For more information about e Books including troubleshooting, see the Library's e Book Help Guide.
A literature review or narrative review is a type of review article.
This guide is created to help students in the research methods class to identify reputable sources for conducting literature review, compiling annotated bibliographies, writing research proposals and so on.
This guide is designed to help you find scholarly articles for your communication research project.
The process of reviewing the literature is often ongoing and informs many aspects of the empirical research project.

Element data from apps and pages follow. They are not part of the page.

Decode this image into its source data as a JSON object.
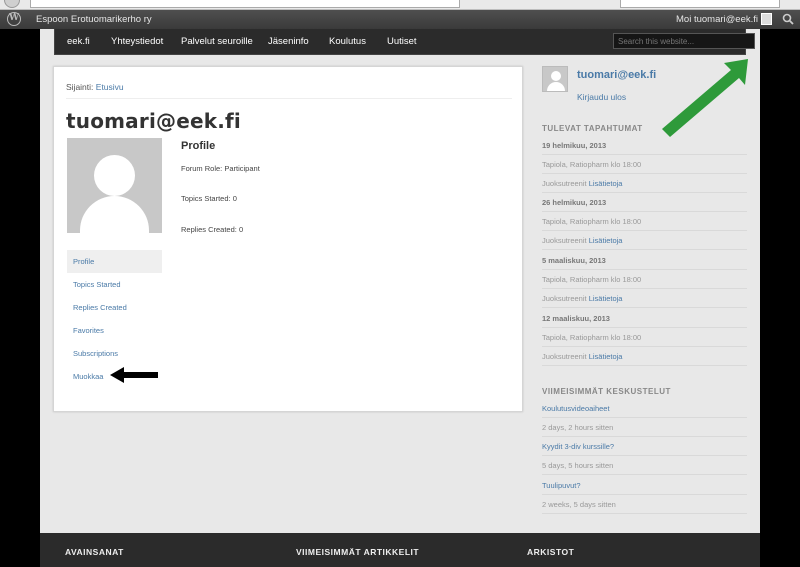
{
  "adminbar": {
    "site_name": "Espoon Erotuomarikerho ry",
    "howdy": "Moi tuomari@eek.fi"
  },
  "nav": {
    "items": [
      "eek.fi",
      "Yhteystiedot",
      "Palvelut seuroille",
      "Jäseninfo",
      "Koulutus",
      "Uutiset"
    ],
    "search_placeholder": "Search this website..."
  },
  "breadcrumb": {
    "label": "Sijainti:",
    "link": "Etusivu"
  },
  "profile": {
    "username": "tuomari@eek.fi",
    "heading": "Profile",
    "forum_role": "Forum Role: Participant",
    "topics_started": "Topics Started: 0",
    "replies_created": "Replies Created: 0"
  },
  "profile_menu": [
    "Profile",
    "Topics Started",
    "Replies Created",
    "Favorites",
    "Subscriptions",
    "Muokkaa"
  ],
  "sidebar": {
    "user": "tuomari@eek.fi",
    "logout": "Kirjaudu ulos",
    "events_heading": "TULEVAT TAPAHTUMAT",
    "events": [
      {
        "date": "19 helmikuu, 2013",
        "place": "Tapiola, Ratiopharm klo 18:00",
        "desc": "Juoksutreenit",
        "more": "Lisätietoja"
      },
      {
        "date": "26 helmikuu, 2013",
        "place": "Tapiola, Ratiopharm klo 18:00",
        "desc": "Juoksutreenit",
        "more": "Lisätietoja"
      },
      {
        "date": "5 maaliskuu, 2013",
        "place": "Tapiola, Ratiopharm klo 18:00",
        "desc": "Juoksutreenit",
        "more": "Lisätietoja"
      },
      {
        "date": "12 maaliskuu, 2013",
        "place": "Tapiola, Ratiopharm klo 18:00",
        "desc": "Juoksutreenit",
        "more": "Lisätietoja"
      }
    ],
    "discussions_heading": "VIIMEISIMMÄT KESKUSTELUT",
    "discussions": [
      {
        "title": "Koulutusvideoaiheet",
        "time": "2 days, 2 hours sitten"
      },
      {
        "title": "Kyydit 3-div kurssille?",
        "time": "5 days, 5 hours sitten"
      },
      {
        "title": "Tuulipuvut?",
        "time": "2 weeks, 5 days sitten"
      }
    ]
  },
  "footer": {
    "col1": "AVAINSANAT",
    "col2": "VIIMEISIMMÄT ARTIKKELIT",
    "col3": "ARKISTOT"
  },
  "colors": {
    "link": "#4a7aa7",
    "green_arrow": "#2e9a3a",
    "adminbar": "#464646"
  }
}
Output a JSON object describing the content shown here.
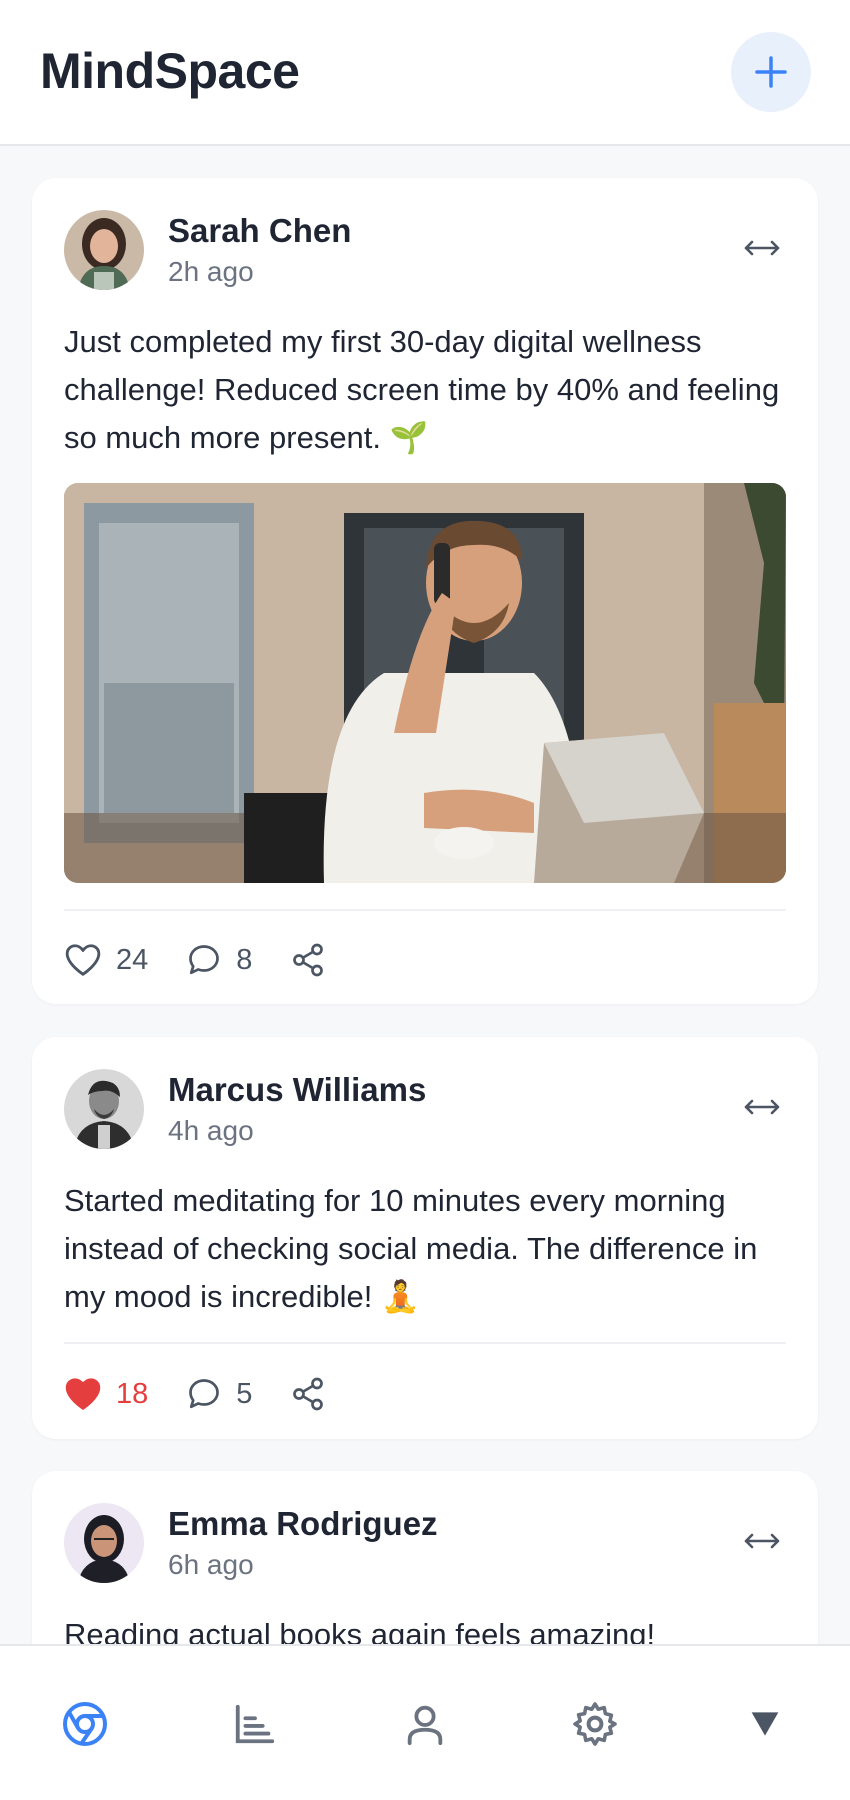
{
  "app": {
    "title": "MindSpace",
    "accent": "#3b82f6",
    "like_color": "#e53e3e"
  },
  "header": {
    "add_icon": "plus-icon"
  },
  "posts": [
    {
      "author": "Sarah Chen",
      "time": "2h ago",
      "text": "Just completed my first 30-day digital wellness challenge! Reduced screen time by 40% and feeling so much more present. 🌱",
      "has_image": true,
      "likes": "24",
      "comments": "8",
      "liked": false
    },
    {
      "author": "Marcus Williams",
      "time": "4h ago",
      "text": "Started meditating for 10 minutes every morning instead of checking social media. The difference in my mood is incredible! 🧘",
      "has_image": false,
      "likes": "18",
      "comments": "5",
      "liked": true
    },
    {
      "author": "Emma Rodriguez",
      "time": "6h ago",
      "text": "Reading actual books again feels amazing!",
      "has_image": false
    }
  ],
  "nav": {
    "items": [
      "home-icon",
      "stats-icon",
      "profile-icon",
      "settings-icon",
      "more-icon"
    ],
    "active": "home-icon"
  }
}
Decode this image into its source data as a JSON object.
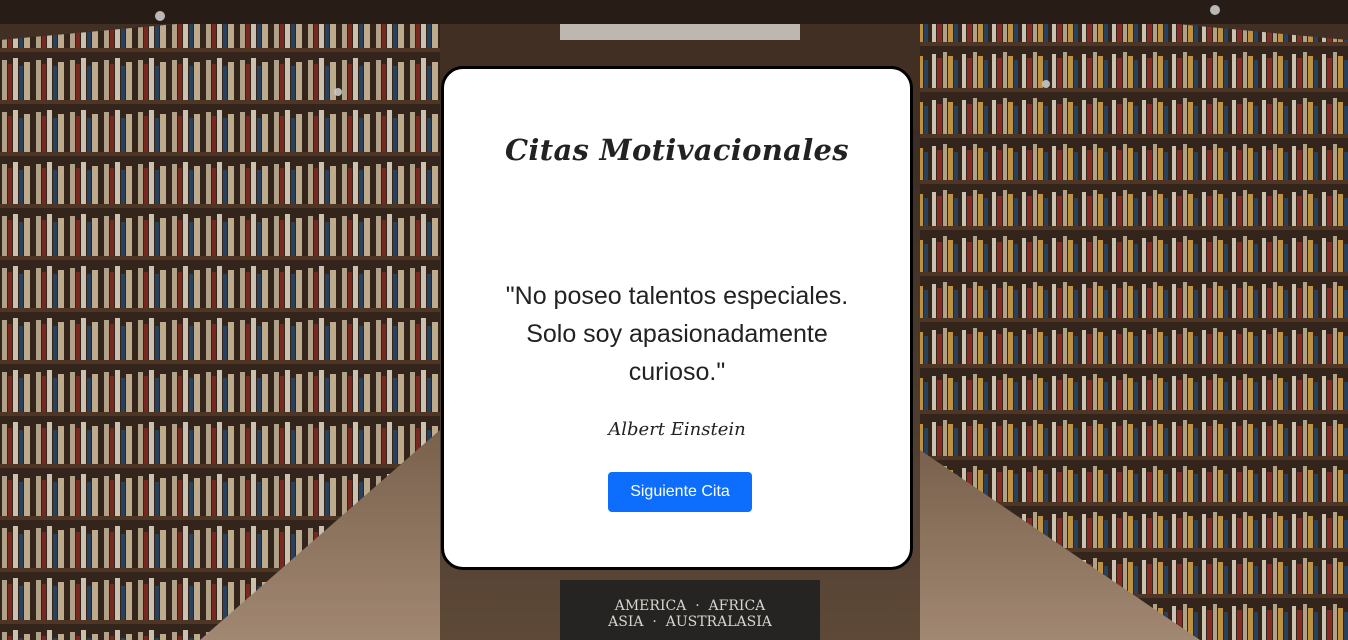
{
  "card": {
    "title": "Citas Motivacionales",
    "quote": "\"No poseo talentos especiales. Solo soy apasionadamente curioso.\"",
    "author": "Albert Einstein",
    "next_button_label": "Siguiente Cita"
  },
  "background": {
    "sign_line_1": "AMERICA  ·  AFRICA",
    "sign_line_2": "ASIA  ·  AUSTRALASIA"
  }
}
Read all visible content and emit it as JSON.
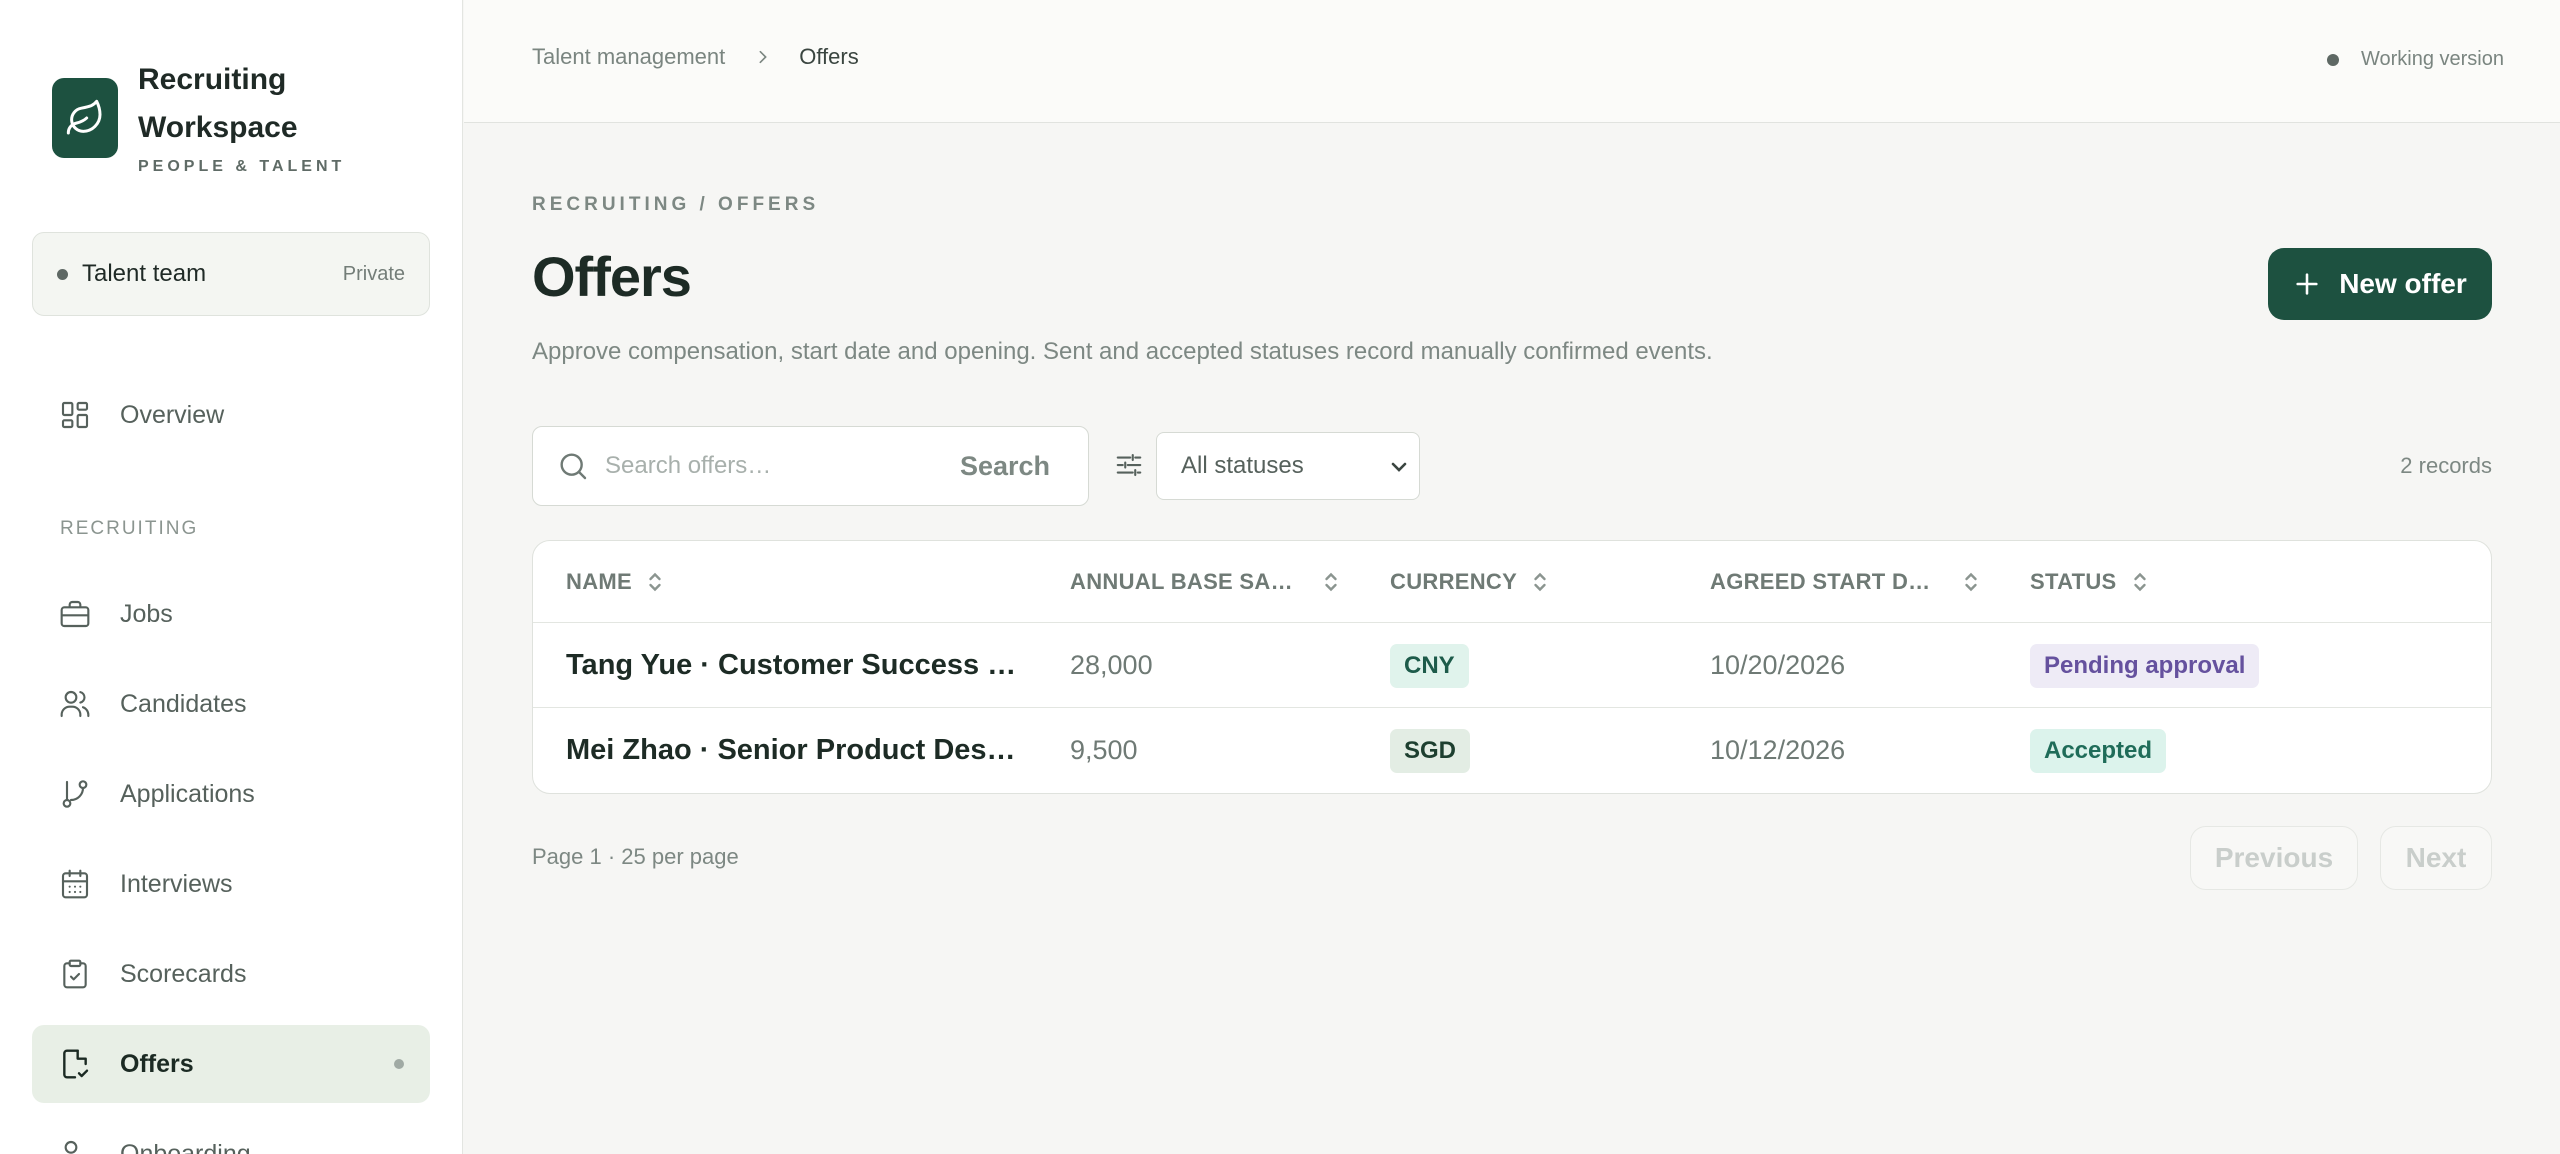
{
  "brand": {
    "title": "Recruiting Workspace",
    "subtitle": "PEOPLE & TALENT"
  },
  "team": {
    "name": "Talent team",
    "visibility": "Private"
  },
  "nav": {
    "overview": "Overview",
    "section_label": "RECRUITING",
    "items": [
      {
        "label": "Jobs",
        "icon": "briefcase-icon"
      },
      {
        "label": "Candidates",
        "icon": "users-icon"
      },
      {
        "label": "Applications",
        "icon": "git-branch-icon"
      },
      {
        "label": "Interviews",
        "icon": "calendar-icon"
      },
      {
        "label": "Scorecards",
        "icon": "clipboard-check-icon"
      },
      {
        "label": "Offers",
        "icon": "file-check-icon",
        "active": true
      },
      {
        "label": "Onboarding",
        "icon": "user-check-icon"
      }
    ]
  },
  "topbar": {
    "breadcrumb_parent": "Talent management",
    "breadcrumb_current": "Offers",
    "version": "Working version"
  },
  "header": {
    "eyebrow": "RECRUITING / OFFERS",
    "title": "Offers",
    "description": "Approve compensation, start date and opening. Sent and accepted statuses record manually confirmed events.",
    "new_button": "New offer"
  },
  "toolbar": {
    "search_placeholder": "Search offers…",
    "search_button": "Search",
    "status_filter": "All statuses",
    "record_count": "2 records"
  },
  "table": {
    "columns": [
      "NAME",
      "ANNUAL BASE SA…",
      "CURRENCY",
      "AGREED START D…",
      "STATUS"
    ],
    "rows": [
      {
        "name": "Tang Yue · Customer Success …",
        "salary": "28,000",
        "currency": "CNY",
        "start": "10/20/2026",
        "status": "Pending approval"
      },
      {
        "name": "Mei Zhao · Senior Product Des…",
        "salary": "9,500",
        "currency": "SGD",
        "start": "10/12/2026",
        "status": "Accepted"
      }
    ]
  },
  "pagination": {
    "info": "Page 1 · 25 per page",
    "previous": "Previous",
    "next": "Next"
  },
  "colors": {
    "brand_green": "#1d5140",
    "active_nav_bg": "#e8efe6",
    "pending_pill": "#65519e",
    "accepted_pill": "#1f6c59"
  }
}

The process of reviewing the literature requires different kinds of activities and ways of thinking.A summary is a recap of the important information of the source, but a synthesis is a re-organization, or a reshuffling, of that information in a way that informs how you are planning to investigate a research problem.The analytical features of a literature review might: It is important to think of knowledge in a given field as consisting of three layers.A narrow-scope literature review may be included as part of a peer-reviewed journal article presenting new research, serving to situate the current study within the body of the relevant literature and to provide context for the reader.In such a case, the review usually precedes the methodology and results sections of the work.Third, there are the perceptions, conclusions, opinion, and interpretations that are shared informally that become part of the lore of field.In composing a literature review, it is important to note that it is often this third layer of knowledge that is cited as "true" even though it often has only a loose relationship to the primary studies and secondary literature reviews.The body of literature includes all studies that address related or identical hypotheses or research problems.A well-done integrative review meets the same standards as primary research in regard to clarity, rigor, and replication.A literature review is a scholarly paper, which includes the current knowledge including substantive findings, as well as theoretical and methodological contributions to a particular topic.Literature reviews are secondary sources, and do not report new or original experimental work.